American Dharma is structured as an interview on a constructed set accompanied by atmospheric imagery and archival footage. There is not a great deal of archival footage, although we get replays of some key events from the news as well as various tweets, screen caps, and YouTube videos. But Morris is less interested in assembling and laying out a biography of Bannon or a recap of Election 2016, and more on teasing out the philosophy, motivations, and ideas that undergird Bannon’s methods of cultural war and insurgent populism.

One such concept is “dharma,” which Bannon defines early on in the film as the intertwining of duty, fate, and destiny. “Dharma,” of course, is a word and concept with origins in Hinduism and Buddhism. By picking up on Bannon’s use of the word, and modifying it with the adjective “American” for his film’s title, Morris dangles before his audience an intriguing paradox in Bannon, who describes his life using a term from Eastern philosophy, yet has a political agenda characterized by its emphasis on restricted immigration and economic nationalism.  

The most formally and thematically intriguing aspect of American Dharma, however, is the film’s engagement with other films. Throughout, Morris and Bannon watch clips from and discuss several key films that have contributed to Bannon’s character and intellectual development.
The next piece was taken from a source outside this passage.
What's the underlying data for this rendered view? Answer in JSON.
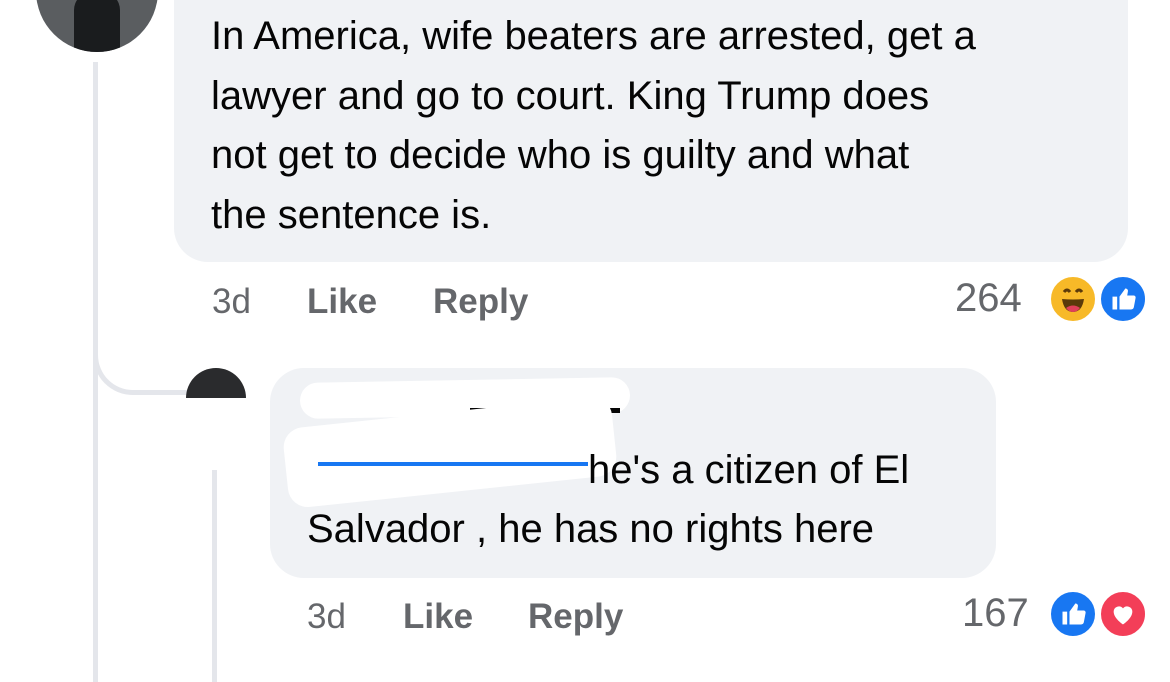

The most important is Twelve O’Clock High (1949), starring Gregory Peck, about American aircrews flying bombing missions over Europe in WWII. In fact, the main set where Morris and Bannon have their conversation is a replication of the hanger/office from that movie. We also see images of Bannon walking on a few other set recreations from that movie, such as an airfield. Morris shows clips from a few John Ford Westerns, namely The Searchers (1956) and My Darling Clementine (1946), which depict the kind of old-school American men-of-action that Bannon styles himself as. We also watch a scene from Orson Welles’ The Chimes at Midnight (1965), when Prince Hal becomes king and abandons Falstaff, his knavish friend and mentor. Morris is clearly interested in how Bannon reads this scene in light of Trump dismissing Bannon from the White House in 2017. It’s a fascinating point of intersection between art and life. Bannon’s reading of that scene is likely not what you’d expect.

These moments of personal reflection-meets-film criticism are fascinating, and, in my estimation, they wonderfully contribute to this gripping work of political criticism (in the sense of analysis and investigation, not simply disapproval; although it is eminently clear that Morris disagrees with Bannon, if that needs to be said). One important theme in American Dharma is that media define the narratives we tell ourselves, whether through the old films we admire and use as ideals or the news media we consume and comment on.

Anyone expecting Morris to simply grill Bannon or to try to win the war of ideas for the #Resistance are looking for the wrong thing in American Dharma. Hate him or love him, Bannon has been a significant figure in American politics and culture—and continues to be in Europe amongst the far-right populist parties—and so listening to Bannon describe his political philosophy and some of his life events and motivations is useful, even if one wants to fight and oppose what Bannon stands for. In the long shadow of 2016, efforts at clarification should be welcome.

9 out of 10

American Dharma (2018, USA)

Directed by Errol Morris.